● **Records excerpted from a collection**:
+ + + + +

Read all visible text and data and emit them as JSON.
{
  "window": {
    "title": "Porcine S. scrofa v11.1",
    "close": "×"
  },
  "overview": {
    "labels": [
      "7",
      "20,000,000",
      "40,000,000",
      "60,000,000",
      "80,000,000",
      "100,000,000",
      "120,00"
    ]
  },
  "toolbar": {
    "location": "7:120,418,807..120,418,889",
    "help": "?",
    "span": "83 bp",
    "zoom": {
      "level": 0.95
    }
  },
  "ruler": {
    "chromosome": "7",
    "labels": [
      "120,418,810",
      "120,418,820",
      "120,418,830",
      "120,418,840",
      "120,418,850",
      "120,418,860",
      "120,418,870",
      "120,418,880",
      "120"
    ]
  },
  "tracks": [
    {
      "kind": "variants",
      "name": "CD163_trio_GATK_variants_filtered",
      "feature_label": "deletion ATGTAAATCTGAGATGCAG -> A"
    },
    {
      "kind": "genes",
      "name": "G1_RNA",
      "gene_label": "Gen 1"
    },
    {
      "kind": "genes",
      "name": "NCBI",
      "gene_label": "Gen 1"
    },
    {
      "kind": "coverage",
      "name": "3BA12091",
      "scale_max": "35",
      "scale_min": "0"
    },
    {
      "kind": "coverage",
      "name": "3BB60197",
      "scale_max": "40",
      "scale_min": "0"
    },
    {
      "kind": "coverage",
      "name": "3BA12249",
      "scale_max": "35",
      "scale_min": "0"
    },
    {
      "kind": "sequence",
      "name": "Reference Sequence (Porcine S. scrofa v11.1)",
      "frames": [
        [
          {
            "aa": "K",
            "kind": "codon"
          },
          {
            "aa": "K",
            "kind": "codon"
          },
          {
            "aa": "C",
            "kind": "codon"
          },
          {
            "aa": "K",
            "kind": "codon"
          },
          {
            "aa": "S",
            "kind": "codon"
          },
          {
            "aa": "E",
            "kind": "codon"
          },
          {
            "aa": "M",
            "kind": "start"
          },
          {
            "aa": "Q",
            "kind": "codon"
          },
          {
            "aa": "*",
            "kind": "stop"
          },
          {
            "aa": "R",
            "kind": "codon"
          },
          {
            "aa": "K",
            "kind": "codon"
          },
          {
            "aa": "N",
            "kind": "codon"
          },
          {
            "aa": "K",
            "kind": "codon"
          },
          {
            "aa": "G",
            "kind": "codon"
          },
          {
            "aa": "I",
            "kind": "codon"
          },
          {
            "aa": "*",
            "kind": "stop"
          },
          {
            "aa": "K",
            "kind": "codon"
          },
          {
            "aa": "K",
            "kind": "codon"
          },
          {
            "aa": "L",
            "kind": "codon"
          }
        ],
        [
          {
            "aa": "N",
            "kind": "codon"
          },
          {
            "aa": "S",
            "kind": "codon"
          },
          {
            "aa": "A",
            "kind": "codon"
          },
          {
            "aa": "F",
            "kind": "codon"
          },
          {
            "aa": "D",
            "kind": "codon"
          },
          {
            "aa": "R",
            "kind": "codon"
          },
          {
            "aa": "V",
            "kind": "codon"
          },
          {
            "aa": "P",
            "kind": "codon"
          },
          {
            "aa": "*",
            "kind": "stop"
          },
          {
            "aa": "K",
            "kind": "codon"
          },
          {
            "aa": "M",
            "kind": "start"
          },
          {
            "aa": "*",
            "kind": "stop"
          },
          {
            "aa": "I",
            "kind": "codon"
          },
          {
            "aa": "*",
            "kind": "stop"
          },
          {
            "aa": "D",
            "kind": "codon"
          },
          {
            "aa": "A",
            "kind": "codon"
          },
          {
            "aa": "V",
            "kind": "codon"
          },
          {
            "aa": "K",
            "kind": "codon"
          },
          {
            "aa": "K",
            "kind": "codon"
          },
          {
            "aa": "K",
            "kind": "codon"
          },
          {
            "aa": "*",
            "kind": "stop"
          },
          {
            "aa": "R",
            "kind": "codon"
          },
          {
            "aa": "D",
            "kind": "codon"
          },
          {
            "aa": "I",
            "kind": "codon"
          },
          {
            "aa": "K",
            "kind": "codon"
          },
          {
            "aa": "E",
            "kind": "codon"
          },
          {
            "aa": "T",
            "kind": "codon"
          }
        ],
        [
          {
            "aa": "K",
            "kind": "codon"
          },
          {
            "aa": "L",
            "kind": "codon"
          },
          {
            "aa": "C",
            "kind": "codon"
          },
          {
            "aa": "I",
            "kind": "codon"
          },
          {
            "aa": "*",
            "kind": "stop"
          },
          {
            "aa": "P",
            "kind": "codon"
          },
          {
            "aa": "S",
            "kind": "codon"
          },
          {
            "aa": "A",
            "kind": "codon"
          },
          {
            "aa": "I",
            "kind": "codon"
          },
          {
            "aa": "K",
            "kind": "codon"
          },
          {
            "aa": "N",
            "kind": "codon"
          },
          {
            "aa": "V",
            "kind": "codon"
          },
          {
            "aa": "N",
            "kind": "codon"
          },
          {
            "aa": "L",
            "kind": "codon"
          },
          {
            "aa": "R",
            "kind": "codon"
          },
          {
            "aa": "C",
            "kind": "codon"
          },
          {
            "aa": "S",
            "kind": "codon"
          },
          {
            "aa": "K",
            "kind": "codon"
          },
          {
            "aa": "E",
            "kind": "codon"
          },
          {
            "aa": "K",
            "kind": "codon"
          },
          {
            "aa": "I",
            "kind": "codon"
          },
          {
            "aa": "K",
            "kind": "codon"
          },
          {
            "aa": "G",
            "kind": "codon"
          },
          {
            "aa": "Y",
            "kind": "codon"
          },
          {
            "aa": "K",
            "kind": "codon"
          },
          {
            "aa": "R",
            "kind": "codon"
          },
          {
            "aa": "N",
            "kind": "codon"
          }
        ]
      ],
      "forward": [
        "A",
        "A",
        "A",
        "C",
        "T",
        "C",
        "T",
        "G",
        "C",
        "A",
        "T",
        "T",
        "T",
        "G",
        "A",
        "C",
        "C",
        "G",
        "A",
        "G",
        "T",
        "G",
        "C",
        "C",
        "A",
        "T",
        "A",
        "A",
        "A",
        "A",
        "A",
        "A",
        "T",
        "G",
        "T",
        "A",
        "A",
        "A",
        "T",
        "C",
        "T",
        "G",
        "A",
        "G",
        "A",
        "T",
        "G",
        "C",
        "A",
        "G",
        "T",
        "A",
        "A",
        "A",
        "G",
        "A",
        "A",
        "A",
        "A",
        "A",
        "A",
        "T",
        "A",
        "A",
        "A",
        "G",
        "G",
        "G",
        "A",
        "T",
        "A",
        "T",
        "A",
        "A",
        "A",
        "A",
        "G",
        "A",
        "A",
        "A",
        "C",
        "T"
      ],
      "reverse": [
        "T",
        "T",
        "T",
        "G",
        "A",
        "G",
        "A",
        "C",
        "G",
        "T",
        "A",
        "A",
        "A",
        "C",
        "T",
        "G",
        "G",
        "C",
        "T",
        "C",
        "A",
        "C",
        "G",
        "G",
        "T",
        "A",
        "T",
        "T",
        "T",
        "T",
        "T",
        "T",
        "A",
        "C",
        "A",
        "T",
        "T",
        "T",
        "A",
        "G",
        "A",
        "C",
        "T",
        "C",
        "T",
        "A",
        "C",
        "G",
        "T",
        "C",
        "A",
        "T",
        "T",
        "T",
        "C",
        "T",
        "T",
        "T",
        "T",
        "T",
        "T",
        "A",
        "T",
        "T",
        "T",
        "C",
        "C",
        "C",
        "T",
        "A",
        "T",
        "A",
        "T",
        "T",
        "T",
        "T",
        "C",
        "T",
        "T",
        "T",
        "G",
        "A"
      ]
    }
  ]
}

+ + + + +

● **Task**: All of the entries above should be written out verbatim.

● **The completed task**:
Read all visible text and data and emit them as JSON.
{
  "window": {
    "title": "Porcine S. scrofa v11.1",
    "close": "×"
  },
  "overview": {
    "labels": [
      "7",
      "20,000,000",
      "40,000,000",
      "60,000,000",
      "80,000,000",
      "100,000,000",
      "120,00"
    ]
  },
  "toolbar": {
    "location": "7:120,418,807..120,418,889",
    "help": "?",
    "span": "83 bp",
    "zoom": {
      "level": 0.95
    }
  },
  "ruler": {
    "chromosome": "7",
    "labels": [
      "120,418,810",
      "120,418,820",
      "120,418,830",
      "120,418,840",
      "120,418,850",
      "120,418,860",
      "120,418,870",
      "120,418,880",
      "120"
    ]
  },
  "tracks": [
    {
      "kind": "variants",
      "name": "CD163_trio_GATK_variants_filtered",
      "feature_label": "deletion ATGTAAATCTGAGATGCAG -> A"
    },
    {
      "kind": "genes",
      "name": "G1_RNA",
      "gene_label": "Gen 1"
    },
    {
      "kind": "genes",
      "name": "NCBI",
      "gene_label": "Gen 1"
    },
    {
      "kind": "coverage",
      "name": "3BA12091",
      "scale_max": "35",
      "scale_min": "0"
    },
    {
      "kind": "coverage",
      "name": "3BB60197",
      "scale_max": "40",
      "scale_min": "0"
    },
    {
      "kind": "coverage",
      "name": "3BA12249",
      "scale_max": "35",
      "scale_min": "0"
    },
    {
      "kind": "sequence",
      "name": "Reference Sequence (Porcine S. scrofa v11.1)",
      "frames": [
        [
          {
            "aa": "K",
            "kind": "codon"
          },
          {
            "aa": "K",
            "kind": "codon"
          },
          {
            "aa": "C",
            "kind": "codon"
          },
          {
            "aa": "K",
            "kind": "codon"
          },
          {
            "aa": "S",
            "kind": "codon"
          },
          {
            "aa": "E",
            "kind": "codon"
          },
          {
            "aa": "M",
            "kind": "start"
          },
          {
            "aa": "Q",
            "kind": "codon"
          },
          {
            "aa": "*",
            "kind": "stop"
          },
          {
            "aa": "R",
            "kind": "codon"
          },
          {
            "aa": "K",
            "kind": "codon"
          },
          {
            "aa": "N",
            "kind": "codon"
          },
          {
            "aa": "K",
            "kind": "codon"
          },
          {
            "aa": "G",
            "kind": "codon"
          },
          {
            "aa": "I",
            "kind": "codon"
          },
          {
            "aa": "*",
            "kind": "stop"
          },
          {
            "aa": "K",
            "kind": "codon"
          },
          {
            "aa": "K",
            "kind": "codon"
          },
          {
            "aa": "L",
            "kind": "codon"
          }
        ],
        [
          {
            "aa": "N",
            "kind": "codon"
          },
          {
            "aa": "S",
            "kind": "codon"
          },
          {
            "aa": "A",
            "kind": "codon"
          },
          {
            "aa": "F",
            "kind": "codon"
          },
          {
            "aa": "D",
            "kind": "codon"
          },
          {
            "aa": "R",
            "kind": "codon"
          },
          {
            "aa": "V",
            "kind": "codon"
          },
          {
            "aa": "P",
            "kind": "codon"
          },
          {
            "aa": "*",
            "kind": "stop"
          },
          {
            "aa": "K",
            "kind": "codon"
          },
          {
            "aa": "M",
            "kind": "start"
          },
          {
            "aa": "*",
            "kind": "stop"
          },
          {
            "aa": "I",
            "kind": "codon"
          },
          {
            "aa": "*",
            "kind": "stop"
          },
          {
            "aa": "D",
            "kind": "codon"
          },
          {
            "aa": "A",
            "kind": "codon"
          },
          {
            "aa": "V",
            "kind": "codon"
          },
          {
            "aa": "K",
            "kind": "codon"
          },
          {
            "aa": "K",
            "kind": "codon"
          },
          {
            "aa": "K",
            "kind": "codon"
          },
          {
            "aa": "*",
            "kind": "stop"
          },
          {
            "aa": "R",
            "kind": "codon"
          },
          {
            "aa": "D",
            "kind": "codon"
          },
          {
            "aa": "I",
            "kind": "codon"
          },
          {
            "aa": "K",
            "kind": "codon"
          },
          {
            "aa": "E",
            "kind": "codon"
          },
          {
            "aa": "T",
            "kind": "codon"
          }
        ],
        [
          {
            "aa": "K",
            "kind": "codon"
          },
          {
            "aa": "L",
            "kind": "codon"
          },
          {
            "aa": "C",
            "kind": "codon"
          },
          {
            "aa": "I",
            "kind": "codon"
          },
          {
            "aa": "*",
            "kind": "stop"
          },
          {
            "aa": "P",
            "kind": "codon"
          },
          {
            "aa": "S",
            "kind": "codon"
          },
          {
            "aa": "A",
            "kind": "codon"
          },
          {
            "aa": "I",
            "kind": "codon"
          },
          {
            "aa": "K",
            "kind": "codon"
          },
          {
            "aa": "N",
            "kind": "codon"
          },
          {
            "aa": "V",
            "kind": "codon"
          },
          {
            "aa": "N",
            "kind": "codon"
          },
          {
            "aa": "L",
            "kind": "codon"
          },
          {
            "aa": "R",
            "kind": "codon"
          },
          {
            "aa": "C",
            "kind": "codon"
          },
          {
            "aa": "S",
            "kind": "codon"
          },
          {
            "aa": "K",
            "kind": "codon"
          },
          {
            "aa": "E",
            "kind": "codon"
          },
          {
            "aa": "K",
            "kind": "codon"
          },
          {
            "aa": "I",
            "kind": "codon"
          },
          {
            "aa": "K",
            "kind": "codon"
          },
          {
            "aa": "G",
            "kind": "codon"
          },
          {
            "aa": "Y",
            "kind": "codon"
          },
          {
            "aa": "K",
            "kind": "codon"
          },
          {
            "aa": "R",
            "kind": "codon"
          },
          {
            "aa": "N",
            "kind": "codon"
          }
        ]
      ],
      "forward": [
        "A",
        "A",
        "A",
        "C",
        "T",
        "C",
        "T",
        "G",
        "C",
        "A",
        "T",
        "T",
        "T",
        "G",
        "A",
        "C",
        "C",
        "G",
        "A",
        "G",
        "T",
        "G",
        "C",
        "C",
        "A",
        "T",
        "A",
        "A",
        "A",
        "A",
        "A",
        "A",
        "T",
        "G",
        "T",
        "A",
        "A",
        "A",
        "T",
        "C",
        "T",
        "G",
        "A",
        "G",
        "A",
        "T",
        "G",
        "C",
        "A",
        "G",
        "T",
        "A",
        "A",
        "A",
        "G",
        "A",
        "A",
        "A",
        "A",
        "A",
        "A",
        "T",
        "A",
        "A",
        "A",
        "G",
        "G",
        "G",
        "A",
        "T",
        "A",
        "T",
        "A",
        "A",
        "A",
        "A",
        "G",
        "A",
        "A",
        "A",
        "C",
        "T"
      ],
      "reverse": [
        "T",
        "T",
        "T",
        "G",
        "A",
        "G",
        "A",
        "C",
        "G",
        "T",
        "A",
        "A",
        "A",
        "C",
        "T",
        "G",
        "G",
        "C",
        "T",
        "C",
        "A",
        "C",
        "G",
        "G",
        "T",
        "A",
        "T",
        "T",
        "T",
        "T",
        "T",
        "T",
        "A",
        "C",
        "A",
        "T",
        "T",
        "T",
        "A",
        "G",
        "A",
        "C",
        "T",
        "C",
        "T",
        "A",
        "C",
        "G",
        "T",
        "C",
        "A",
        "T",
        "T",
        "T",
        "C",
        "T",
        "T",
        "T",
        "T",
        "T",
        "T",
        "A",
        "T",
        "T",
        "T",
        "C",
        "C",
        "C",
        "T",
        "A",
        "T",
        "A",
        "T",
        "T",
        "T",
        "T",
        "C",
        "T",
        "T",
        "T",
        "G",
        "A"
      ]
    }
  ]
}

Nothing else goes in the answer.